### About this task:
From the entries below, please gather each line containing the string "JSON".

### Source data:
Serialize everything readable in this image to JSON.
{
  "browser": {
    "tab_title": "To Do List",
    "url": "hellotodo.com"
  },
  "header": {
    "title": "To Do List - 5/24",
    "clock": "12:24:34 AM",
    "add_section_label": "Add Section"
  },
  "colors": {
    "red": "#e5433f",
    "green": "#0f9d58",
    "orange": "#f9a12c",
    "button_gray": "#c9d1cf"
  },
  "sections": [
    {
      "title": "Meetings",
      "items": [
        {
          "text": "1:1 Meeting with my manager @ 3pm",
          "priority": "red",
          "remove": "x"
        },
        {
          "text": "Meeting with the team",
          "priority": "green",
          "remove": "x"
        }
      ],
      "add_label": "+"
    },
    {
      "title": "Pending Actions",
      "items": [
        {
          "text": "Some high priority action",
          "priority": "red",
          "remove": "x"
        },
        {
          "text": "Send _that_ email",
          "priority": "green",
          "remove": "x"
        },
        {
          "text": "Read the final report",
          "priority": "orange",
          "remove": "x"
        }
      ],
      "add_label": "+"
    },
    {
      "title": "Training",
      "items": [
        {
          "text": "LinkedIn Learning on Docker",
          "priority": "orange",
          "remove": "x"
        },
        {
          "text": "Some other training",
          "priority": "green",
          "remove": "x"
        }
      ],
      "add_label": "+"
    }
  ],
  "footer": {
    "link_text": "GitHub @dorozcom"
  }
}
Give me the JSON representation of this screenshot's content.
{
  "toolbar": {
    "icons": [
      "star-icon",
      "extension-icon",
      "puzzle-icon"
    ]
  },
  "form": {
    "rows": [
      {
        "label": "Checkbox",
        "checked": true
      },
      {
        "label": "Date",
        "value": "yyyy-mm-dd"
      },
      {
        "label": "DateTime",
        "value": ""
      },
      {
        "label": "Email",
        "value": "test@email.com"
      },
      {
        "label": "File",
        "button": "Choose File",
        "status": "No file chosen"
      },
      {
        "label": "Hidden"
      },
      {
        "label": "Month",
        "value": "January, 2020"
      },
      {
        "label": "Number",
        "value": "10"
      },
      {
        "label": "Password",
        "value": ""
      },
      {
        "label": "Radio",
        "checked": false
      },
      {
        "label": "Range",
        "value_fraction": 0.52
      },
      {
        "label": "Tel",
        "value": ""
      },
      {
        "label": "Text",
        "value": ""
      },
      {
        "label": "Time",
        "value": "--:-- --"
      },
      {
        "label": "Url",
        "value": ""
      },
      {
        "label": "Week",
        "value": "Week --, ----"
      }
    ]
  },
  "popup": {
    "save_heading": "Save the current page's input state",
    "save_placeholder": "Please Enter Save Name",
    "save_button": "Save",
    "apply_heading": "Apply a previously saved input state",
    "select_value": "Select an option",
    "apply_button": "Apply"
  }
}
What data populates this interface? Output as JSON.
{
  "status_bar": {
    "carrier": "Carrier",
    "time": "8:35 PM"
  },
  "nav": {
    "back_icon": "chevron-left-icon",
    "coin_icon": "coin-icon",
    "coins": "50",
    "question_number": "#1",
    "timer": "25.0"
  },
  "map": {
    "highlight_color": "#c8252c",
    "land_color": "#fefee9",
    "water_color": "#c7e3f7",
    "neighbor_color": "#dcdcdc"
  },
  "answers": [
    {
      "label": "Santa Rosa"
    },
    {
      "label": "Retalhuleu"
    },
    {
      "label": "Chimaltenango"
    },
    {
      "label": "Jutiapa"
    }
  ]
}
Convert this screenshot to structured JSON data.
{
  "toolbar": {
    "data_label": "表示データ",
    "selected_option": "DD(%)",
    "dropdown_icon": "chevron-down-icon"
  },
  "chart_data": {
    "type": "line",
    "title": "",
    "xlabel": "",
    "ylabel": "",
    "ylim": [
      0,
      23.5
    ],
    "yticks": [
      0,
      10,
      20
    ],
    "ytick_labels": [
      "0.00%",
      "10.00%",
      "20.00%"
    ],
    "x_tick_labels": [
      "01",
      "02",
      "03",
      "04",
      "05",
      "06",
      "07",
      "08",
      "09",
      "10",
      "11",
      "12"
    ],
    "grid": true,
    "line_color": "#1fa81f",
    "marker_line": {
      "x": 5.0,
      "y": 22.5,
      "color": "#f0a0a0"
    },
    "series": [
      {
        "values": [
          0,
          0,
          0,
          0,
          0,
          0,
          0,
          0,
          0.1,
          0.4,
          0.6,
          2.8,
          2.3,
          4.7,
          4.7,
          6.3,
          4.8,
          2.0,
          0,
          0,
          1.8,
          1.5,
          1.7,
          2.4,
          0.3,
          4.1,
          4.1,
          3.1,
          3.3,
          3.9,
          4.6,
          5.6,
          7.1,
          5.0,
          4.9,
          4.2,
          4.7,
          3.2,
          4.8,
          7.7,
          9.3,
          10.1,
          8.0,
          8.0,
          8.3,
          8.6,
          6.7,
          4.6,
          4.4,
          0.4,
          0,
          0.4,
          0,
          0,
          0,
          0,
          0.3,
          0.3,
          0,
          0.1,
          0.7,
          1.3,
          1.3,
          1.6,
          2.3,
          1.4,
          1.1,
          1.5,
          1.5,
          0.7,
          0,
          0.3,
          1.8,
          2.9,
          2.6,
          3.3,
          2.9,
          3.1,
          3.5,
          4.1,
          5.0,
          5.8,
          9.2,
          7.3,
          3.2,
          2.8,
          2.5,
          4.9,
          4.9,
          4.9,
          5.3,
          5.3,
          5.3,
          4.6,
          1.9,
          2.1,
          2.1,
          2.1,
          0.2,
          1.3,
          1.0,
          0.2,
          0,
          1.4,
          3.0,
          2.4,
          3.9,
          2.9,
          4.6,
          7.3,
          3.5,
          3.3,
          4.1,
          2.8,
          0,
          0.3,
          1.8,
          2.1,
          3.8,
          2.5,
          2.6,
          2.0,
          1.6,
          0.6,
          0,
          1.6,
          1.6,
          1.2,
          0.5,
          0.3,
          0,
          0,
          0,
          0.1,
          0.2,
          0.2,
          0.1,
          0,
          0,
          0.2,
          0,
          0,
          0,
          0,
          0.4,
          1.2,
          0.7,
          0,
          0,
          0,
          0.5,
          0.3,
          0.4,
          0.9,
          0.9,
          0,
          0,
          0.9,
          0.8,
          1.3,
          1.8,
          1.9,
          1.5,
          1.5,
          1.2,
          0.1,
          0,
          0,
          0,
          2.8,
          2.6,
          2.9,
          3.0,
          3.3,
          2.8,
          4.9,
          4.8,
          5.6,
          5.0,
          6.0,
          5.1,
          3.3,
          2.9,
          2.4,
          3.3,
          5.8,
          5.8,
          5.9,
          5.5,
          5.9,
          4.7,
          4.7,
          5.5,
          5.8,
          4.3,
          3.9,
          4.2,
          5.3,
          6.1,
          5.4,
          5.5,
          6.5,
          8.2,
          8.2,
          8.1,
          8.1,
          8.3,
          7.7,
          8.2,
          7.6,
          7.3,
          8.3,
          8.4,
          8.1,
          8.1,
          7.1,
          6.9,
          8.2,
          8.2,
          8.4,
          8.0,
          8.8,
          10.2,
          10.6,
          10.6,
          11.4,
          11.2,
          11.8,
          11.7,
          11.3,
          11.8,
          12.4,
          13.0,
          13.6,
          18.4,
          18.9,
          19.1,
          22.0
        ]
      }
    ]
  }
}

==

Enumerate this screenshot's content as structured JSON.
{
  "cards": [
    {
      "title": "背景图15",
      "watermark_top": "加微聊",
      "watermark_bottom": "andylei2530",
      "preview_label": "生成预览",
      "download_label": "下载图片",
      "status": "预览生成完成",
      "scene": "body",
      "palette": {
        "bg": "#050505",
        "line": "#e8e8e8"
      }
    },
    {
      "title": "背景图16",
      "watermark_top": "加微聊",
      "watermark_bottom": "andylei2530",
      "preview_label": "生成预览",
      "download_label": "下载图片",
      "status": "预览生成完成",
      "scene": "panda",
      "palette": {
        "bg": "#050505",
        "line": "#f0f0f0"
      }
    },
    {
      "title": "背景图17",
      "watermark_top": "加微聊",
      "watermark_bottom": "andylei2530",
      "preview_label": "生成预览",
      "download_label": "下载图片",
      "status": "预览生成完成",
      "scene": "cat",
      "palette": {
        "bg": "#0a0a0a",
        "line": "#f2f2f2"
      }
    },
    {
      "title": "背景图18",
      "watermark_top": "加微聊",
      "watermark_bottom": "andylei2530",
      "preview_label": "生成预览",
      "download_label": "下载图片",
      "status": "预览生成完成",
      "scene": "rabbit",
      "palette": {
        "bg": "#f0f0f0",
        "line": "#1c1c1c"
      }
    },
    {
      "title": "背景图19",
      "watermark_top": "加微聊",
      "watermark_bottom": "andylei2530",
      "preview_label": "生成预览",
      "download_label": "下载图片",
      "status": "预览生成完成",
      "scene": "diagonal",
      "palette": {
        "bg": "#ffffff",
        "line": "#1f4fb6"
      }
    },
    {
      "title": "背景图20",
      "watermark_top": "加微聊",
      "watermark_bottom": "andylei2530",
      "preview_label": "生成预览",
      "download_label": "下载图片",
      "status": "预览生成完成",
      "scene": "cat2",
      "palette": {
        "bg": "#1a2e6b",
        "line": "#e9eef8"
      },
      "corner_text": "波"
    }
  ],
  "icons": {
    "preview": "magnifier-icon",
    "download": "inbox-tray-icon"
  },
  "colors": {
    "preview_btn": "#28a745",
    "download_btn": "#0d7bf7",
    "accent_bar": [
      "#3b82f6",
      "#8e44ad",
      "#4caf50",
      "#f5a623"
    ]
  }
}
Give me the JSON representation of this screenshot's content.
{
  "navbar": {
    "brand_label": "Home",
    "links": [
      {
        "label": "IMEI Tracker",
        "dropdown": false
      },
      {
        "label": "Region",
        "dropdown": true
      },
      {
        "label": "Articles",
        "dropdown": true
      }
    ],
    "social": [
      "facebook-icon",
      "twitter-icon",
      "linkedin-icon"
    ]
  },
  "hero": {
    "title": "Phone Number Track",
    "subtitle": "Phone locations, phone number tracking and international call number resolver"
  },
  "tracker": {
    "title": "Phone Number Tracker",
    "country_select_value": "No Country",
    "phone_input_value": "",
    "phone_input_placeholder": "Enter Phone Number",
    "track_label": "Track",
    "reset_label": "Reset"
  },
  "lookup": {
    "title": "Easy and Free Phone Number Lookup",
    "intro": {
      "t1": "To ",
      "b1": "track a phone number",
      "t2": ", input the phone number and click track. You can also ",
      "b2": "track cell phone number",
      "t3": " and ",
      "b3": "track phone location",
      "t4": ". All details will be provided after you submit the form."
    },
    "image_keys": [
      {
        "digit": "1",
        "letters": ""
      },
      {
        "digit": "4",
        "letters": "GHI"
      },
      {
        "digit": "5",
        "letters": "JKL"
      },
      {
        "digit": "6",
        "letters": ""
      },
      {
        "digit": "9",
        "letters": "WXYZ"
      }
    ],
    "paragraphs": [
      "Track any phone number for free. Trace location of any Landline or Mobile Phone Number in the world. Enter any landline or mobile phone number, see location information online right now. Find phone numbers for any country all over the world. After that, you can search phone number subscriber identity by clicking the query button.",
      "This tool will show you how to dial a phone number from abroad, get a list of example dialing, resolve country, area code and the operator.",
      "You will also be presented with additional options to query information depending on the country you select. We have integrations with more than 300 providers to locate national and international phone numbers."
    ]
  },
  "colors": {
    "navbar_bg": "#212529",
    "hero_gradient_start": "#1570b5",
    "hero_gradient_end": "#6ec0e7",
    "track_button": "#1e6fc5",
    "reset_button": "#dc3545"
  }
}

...

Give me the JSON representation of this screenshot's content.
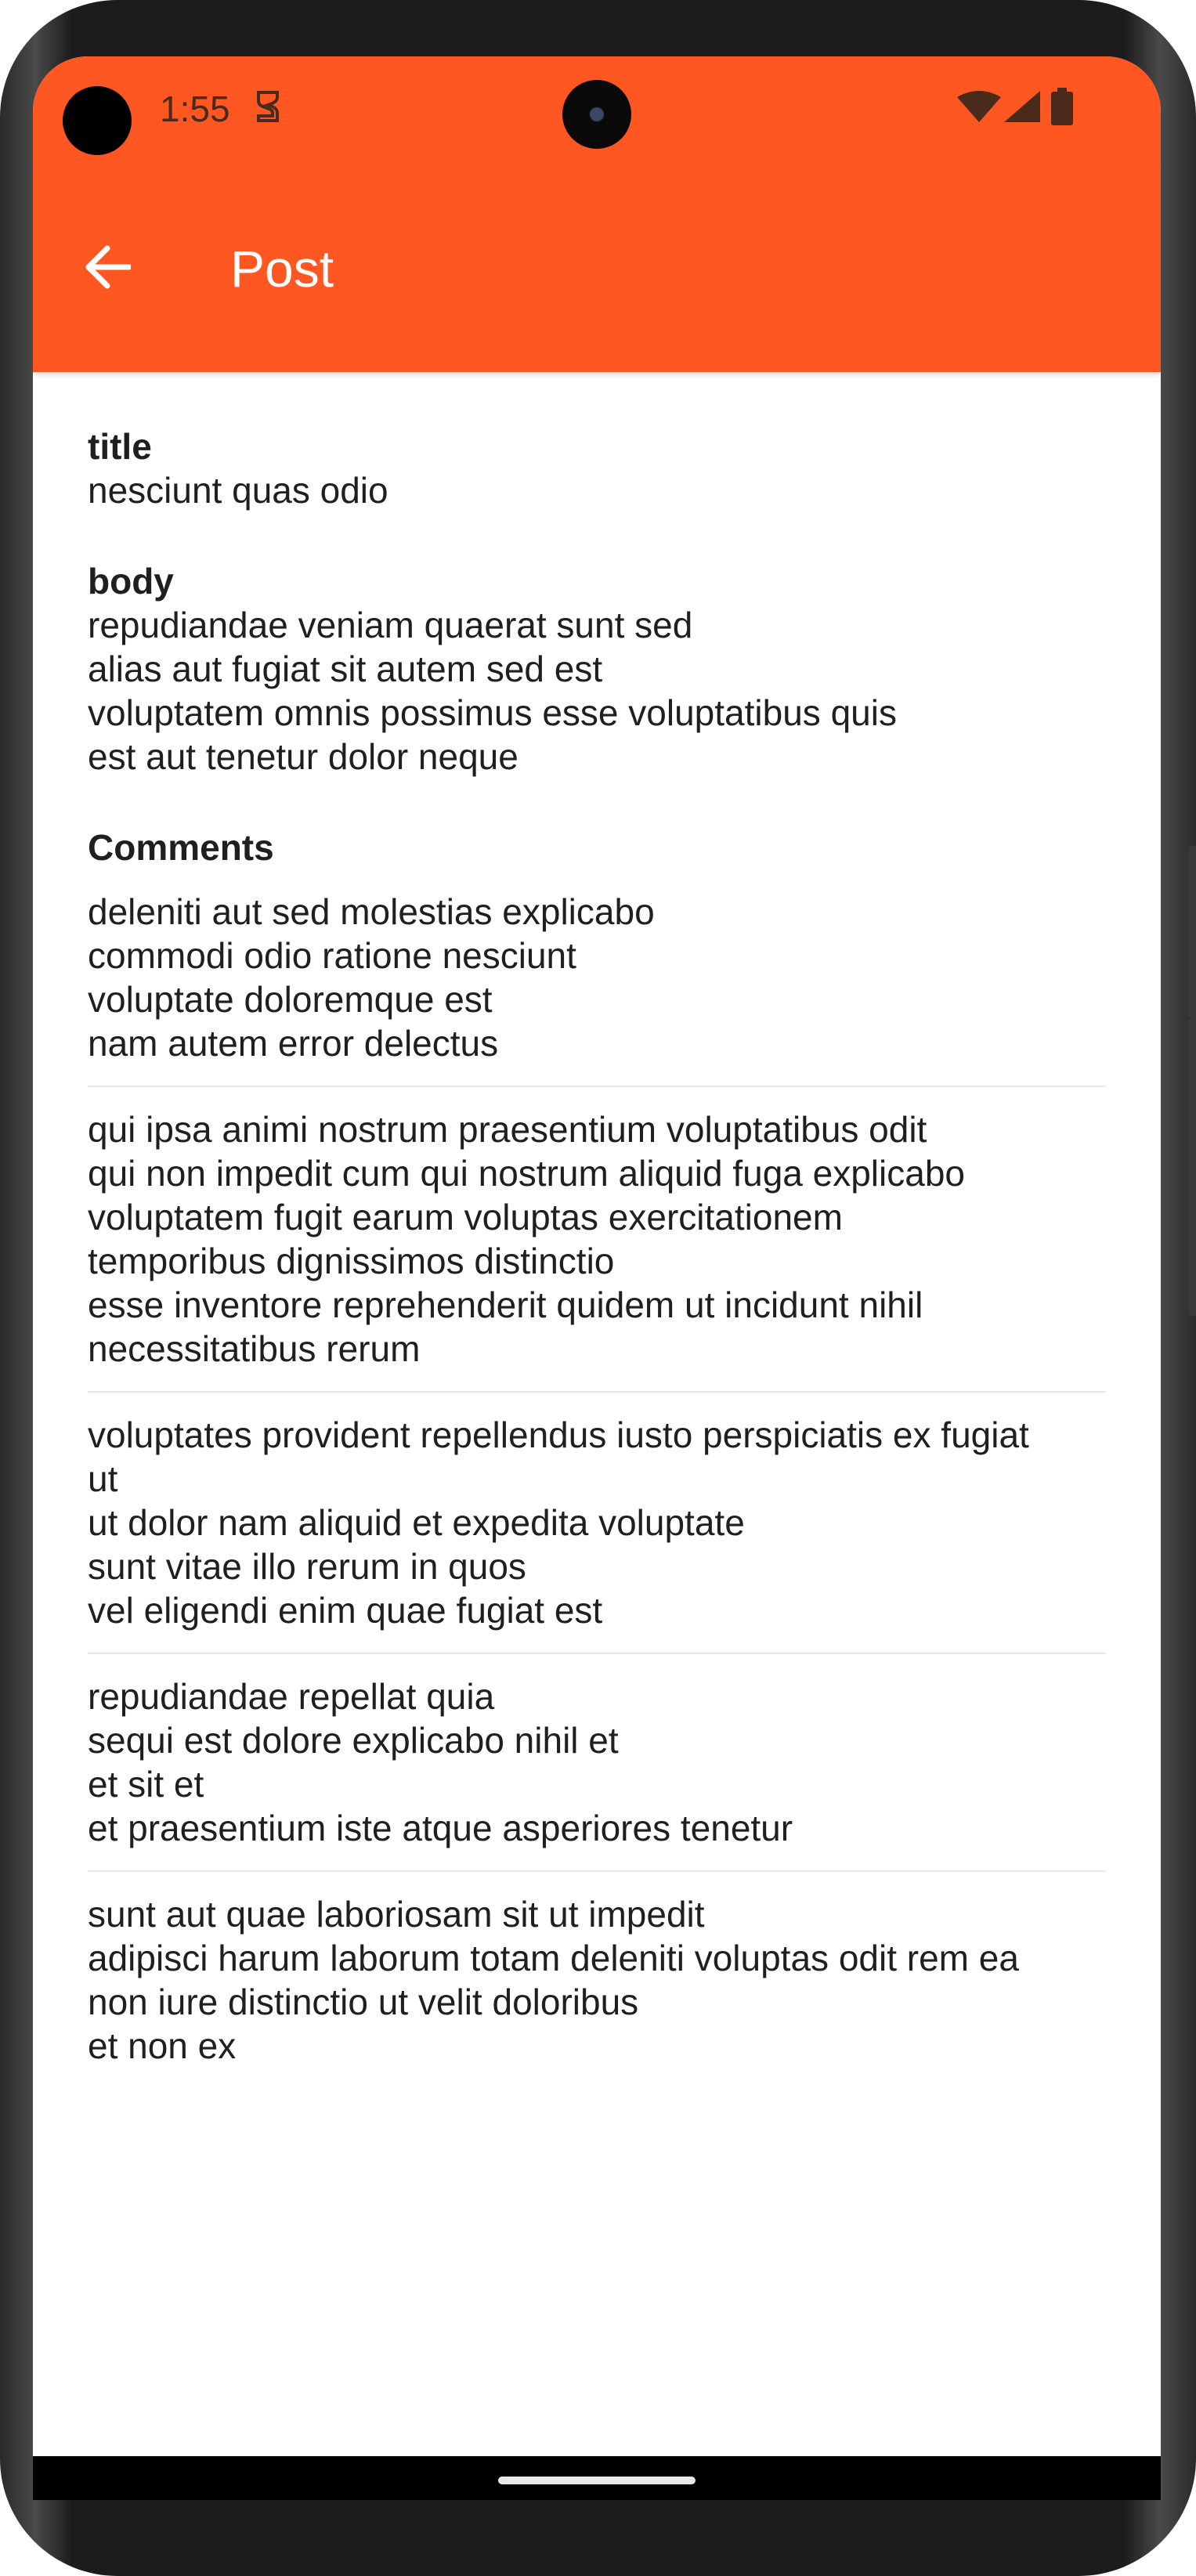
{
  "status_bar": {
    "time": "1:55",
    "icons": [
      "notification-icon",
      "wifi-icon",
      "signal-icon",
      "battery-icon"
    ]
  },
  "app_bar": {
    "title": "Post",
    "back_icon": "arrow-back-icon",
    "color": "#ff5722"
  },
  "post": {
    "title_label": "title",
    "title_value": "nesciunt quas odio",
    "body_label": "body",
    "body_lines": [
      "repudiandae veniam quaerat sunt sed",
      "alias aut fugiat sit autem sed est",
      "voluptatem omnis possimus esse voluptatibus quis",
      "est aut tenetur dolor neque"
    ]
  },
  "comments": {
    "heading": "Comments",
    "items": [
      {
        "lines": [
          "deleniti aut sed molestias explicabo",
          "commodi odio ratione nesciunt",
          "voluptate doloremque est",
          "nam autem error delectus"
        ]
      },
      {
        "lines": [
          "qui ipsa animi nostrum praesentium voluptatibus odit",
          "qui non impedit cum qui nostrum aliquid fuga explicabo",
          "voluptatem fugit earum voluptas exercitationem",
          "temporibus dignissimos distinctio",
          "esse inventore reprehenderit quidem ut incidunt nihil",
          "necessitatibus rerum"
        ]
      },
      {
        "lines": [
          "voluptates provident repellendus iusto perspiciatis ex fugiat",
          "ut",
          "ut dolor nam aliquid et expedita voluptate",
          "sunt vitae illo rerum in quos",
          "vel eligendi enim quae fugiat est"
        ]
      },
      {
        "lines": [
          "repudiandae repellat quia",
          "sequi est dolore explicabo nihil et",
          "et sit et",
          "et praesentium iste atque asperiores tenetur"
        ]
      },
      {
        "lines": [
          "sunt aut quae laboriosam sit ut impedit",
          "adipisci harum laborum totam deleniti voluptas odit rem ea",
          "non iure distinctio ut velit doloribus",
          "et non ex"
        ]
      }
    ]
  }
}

### Response box:
Serialize everything readable in this image to JSON.
Give me the JSON representation of this screenshot's content.
What data populates this interface? Output as JSON.
Convert this screenshot to structured JSON data.
Enumerate this screenshot's content as structured JSON.
Give me the JSON representation of this screenshot's content.
Give me the JSON representation of this screenshot's content.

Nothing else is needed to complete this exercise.